In Indiana the growth rate for non-teaching staff and teaching assistants from 1987 to 2012 was 70.3%, nearly 10 times the 7.7% growth rate among students, according to a 2013 analysis by Ben Scafidi, director of the Education Economics Center at Kennesaw State University. Had growth among non-teaching staff and teaching assistants merely kept pace with that of students, Mr. Scafidi estimated that every Indiana teacher could have seen a nearly $26,000 salary increase on the $51,000 base that average midcareer Indiana teachers receive today.
Such facts underscore the need for shifting dollars and decision-making to the school level, which would enable principals to reward excellent teachers by compensating them well. Creating such a system is not easy, in part because there is significant resistance.
Some of that resistance is driven by self-preservation.
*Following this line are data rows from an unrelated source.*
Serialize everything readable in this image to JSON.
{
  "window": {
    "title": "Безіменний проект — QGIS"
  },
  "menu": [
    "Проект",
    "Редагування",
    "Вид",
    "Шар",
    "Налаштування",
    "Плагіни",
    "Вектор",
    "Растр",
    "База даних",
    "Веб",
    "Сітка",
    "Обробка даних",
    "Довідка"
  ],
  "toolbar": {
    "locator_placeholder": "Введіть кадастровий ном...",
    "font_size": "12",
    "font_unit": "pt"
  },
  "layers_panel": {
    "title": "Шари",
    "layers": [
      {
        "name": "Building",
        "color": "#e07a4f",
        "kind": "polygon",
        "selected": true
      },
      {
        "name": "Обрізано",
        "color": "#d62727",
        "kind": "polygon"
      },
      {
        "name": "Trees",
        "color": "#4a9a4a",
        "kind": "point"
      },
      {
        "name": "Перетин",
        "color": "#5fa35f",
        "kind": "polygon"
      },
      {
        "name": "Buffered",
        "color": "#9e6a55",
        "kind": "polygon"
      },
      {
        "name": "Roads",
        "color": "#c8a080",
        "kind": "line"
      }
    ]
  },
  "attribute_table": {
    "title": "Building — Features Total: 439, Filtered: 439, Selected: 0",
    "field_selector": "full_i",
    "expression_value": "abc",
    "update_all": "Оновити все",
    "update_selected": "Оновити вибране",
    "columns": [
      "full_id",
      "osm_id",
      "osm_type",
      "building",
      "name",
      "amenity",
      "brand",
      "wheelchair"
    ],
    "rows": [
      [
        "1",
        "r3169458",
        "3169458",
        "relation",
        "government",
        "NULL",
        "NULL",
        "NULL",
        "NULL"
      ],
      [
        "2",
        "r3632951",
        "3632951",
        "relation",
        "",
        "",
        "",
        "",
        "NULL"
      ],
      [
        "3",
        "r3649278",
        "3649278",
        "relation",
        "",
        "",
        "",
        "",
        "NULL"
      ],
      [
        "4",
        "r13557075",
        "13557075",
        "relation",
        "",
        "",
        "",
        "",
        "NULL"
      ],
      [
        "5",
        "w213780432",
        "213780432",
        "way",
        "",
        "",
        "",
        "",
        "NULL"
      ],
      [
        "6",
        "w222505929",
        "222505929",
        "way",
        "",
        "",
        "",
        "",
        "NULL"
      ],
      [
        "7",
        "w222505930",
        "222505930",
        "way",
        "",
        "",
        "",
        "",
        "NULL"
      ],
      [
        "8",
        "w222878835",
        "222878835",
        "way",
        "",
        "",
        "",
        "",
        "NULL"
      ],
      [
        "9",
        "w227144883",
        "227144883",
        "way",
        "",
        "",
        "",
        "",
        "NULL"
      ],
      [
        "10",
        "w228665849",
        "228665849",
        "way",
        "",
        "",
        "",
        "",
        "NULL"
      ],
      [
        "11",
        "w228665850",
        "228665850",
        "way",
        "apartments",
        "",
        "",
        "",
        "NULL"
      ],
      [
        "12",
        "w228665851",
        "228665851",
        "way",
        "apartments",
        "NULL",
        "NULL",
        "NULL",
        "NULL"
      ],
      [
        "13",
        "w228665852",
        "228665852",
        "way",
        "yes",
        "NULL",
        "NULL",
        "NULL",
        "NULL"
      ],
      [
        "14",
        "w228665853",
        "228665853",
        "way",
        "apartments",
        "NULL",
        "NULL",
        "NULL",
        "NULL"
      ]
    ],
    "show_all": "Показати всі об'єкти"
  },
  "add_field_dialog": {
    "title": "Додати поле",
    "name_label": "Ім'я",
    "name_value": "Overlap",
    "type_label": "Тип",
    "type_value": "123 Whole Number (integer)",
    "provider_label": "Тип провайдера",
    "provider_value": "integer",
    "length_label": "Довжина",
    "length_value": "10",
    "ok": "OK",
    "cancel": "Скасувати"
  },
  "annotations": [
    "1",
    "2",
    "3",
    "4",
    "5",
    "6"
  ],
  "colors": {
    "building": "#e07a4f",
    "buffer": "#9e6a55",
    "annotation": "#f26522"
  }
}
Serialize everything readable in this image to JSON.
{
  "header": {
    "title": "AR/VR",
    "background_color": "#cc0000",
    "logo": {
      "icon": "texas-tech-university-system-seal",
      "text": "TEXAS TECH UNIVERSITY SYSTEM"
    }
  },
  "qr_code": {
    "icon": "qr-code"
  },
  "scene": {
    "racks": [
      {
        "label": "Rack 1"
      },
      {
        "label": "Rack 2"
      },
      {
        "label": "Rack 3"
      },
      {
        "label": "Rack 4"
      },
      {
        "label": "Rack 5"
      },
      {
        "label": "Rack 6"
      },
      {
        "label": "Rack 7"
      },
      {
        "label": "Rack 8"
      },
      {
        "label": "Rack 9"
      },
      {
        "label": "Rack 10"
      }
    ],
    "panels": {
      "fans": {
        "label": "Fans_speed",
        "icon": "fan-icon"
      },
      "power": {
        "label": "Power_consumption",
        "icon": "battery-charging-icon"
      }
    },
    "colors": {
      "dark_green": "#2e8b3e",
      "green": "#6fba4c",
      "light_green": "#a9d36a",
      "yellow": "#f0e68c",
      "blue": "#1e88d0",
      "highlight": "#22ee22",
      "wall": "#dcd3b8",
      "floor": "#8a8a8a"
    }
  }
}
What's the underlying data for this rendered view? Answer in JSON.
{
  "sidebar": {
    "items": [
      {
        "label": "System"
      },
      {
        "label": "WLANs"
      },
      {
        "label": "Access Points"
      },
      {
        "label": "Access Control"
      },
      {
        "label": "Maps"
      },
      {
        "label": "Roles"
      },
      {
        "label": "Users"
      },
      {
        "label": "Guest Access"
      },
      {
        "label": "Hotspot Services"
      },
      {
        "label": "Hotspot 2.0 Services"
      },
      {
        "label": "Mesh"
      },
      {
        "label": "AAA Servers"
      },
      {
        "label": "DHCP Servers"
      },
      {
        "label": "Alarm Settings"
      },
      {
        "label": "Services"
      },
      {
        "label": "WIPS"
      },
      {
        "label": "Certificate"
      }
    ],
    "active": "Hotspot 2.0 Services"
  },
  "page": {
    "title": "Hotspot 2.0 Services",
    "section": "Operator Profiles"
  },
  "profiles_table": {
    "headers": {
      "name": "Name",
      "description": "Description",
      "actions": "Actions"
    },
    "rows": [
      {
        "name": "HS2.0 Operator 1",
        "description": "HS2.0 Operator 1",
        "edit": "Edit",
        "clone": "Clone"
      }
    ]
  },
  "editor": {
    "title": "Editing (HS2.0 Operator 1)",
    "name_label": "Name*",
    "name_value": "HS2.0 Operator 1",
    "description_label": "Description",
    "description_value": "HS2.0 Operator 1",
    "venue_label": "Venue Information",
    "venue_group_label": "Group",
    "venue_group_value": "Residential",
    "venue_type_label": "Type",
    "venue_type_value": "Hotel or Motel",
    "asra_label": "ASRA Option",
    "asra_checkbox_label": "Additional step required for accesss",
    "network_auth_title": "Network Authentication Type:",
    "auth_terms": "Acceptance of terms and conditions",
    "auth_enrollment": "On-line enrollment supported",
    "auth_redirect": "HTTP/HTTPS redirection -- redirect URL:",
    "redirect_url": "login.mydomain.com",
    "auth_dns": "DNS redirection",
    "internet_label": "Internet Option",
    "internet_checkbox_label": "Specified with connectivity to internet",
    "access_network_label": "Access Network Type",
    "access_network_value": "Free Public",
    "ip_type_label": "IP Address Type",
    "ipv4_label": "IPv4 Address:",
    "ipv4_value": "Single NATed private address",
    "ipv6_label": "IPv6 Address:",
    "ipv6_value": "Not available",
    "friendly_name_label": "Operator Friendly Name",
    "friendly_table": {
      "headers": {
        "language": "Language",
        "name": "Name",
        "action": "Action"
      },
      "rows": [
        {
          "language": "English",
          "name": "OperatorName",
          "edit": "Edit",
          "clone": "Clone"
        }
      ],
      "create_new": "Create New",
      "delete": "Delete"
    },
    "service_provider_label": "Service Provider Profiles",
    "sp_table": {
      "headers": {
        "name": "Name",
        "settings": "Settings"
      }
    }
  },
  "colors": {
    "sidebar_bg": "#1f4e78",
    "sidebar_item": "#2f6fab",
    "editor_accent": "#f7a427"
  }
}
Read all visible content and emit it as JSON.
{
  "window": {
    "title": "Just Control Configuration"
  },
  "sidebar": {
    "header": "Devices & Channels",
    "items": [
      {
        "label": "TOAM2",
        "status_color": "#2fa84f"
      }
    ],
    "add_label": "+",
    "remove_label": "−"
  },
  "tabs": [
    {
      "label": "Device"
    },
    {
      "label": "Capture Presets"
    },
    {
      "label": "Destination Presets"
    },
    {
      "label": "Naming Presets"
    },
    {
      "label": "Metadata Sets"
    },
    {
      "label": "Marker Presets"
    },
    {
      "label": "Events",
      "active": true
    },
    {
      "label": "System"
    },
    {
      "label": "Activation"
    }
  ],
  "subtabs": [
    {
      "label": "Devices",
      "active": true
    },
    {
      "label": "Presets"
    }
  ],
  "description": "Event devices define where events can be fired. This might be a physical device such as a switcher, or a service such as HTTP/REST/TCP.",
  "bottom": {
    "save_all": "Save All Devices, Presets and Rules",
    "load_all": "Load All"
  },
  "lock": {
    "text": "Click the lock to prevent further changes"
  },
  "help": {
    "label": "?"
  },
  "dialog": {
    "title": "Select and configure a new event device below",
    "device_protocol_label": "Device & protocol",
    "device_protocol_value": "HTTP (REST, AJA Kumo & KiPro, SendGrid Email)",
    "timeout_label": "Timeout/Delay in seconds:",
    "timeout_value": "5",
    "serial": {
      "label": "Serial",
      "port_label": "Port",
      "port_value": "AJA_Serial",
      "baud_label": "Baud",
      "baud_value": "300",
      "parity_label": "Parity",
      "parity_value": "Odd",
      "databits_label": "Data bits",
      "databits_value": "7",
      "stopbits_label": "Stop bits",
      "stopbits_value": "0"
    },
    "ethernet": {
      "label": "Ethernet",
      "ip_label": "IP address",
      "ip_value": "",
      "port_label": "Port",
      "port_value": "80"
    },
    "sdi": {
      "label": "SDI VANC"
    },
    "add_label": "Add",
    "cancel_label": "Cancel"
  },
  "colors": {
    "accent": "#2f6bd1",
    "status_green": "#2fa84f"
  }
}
The jobs of thousands of administrators in top-heavy district offices depend on keeping centralized control. Unions want to protect jobs and seniority-based hiring and compensation. They fight giving school administrators the authority to assemble teams of quality teachers, regardless of experience, and the power to terminate underperforming teachers.
Yet with strong local leadership and enough political will, educators and families can defeat the forces against change. New Orleans is a prime example. Since Hurricane Katrina in 2005, the city has restructured its top-down model into a system of autonomous public charter schools. The percentage of proficient 3rd through 8th grade students has grown to 63% from 35%, according to a 2013 analysis of state data by the nonprofit New Schools for New Orleans. That growth puts New Orleans on track to become the nation’s only high-poverty urban district to surpass its state’s proficiency rate.
Here in Indiana, the state legislature passed an innovative law in March allowing Indianapolis’s largest school district to create public schools that have contractually guaranteed autonomy from the district’s central office, while being exempt from the district’s collective-bargaining agreement. Such exemptions give school leaders more power to recruit high-quality teachers and pay them based on merit and market value.
Indianapolis Public Schools Superintendent Lewis Ferebee championed the new law, and the district is working with The Mind Trust, a local nonprofit, to recruit and train talented administrators and teachers to launch and run the autonomous schools. This could lead to more success stories like Harshman Magnet Middle School throughout the city, establishing a national model.
We all know that changing K-12 education is difficult. Achieving it begins with allowing more autonomy for schools and teachers, and less control from unions and administrators. The future of the American economy-and of today’s students-depends on it.
Mr. Hubbard, a former director of the National Economic Council during the George W. Bush administration, is chairman of Indianapolis-based E&A Companies.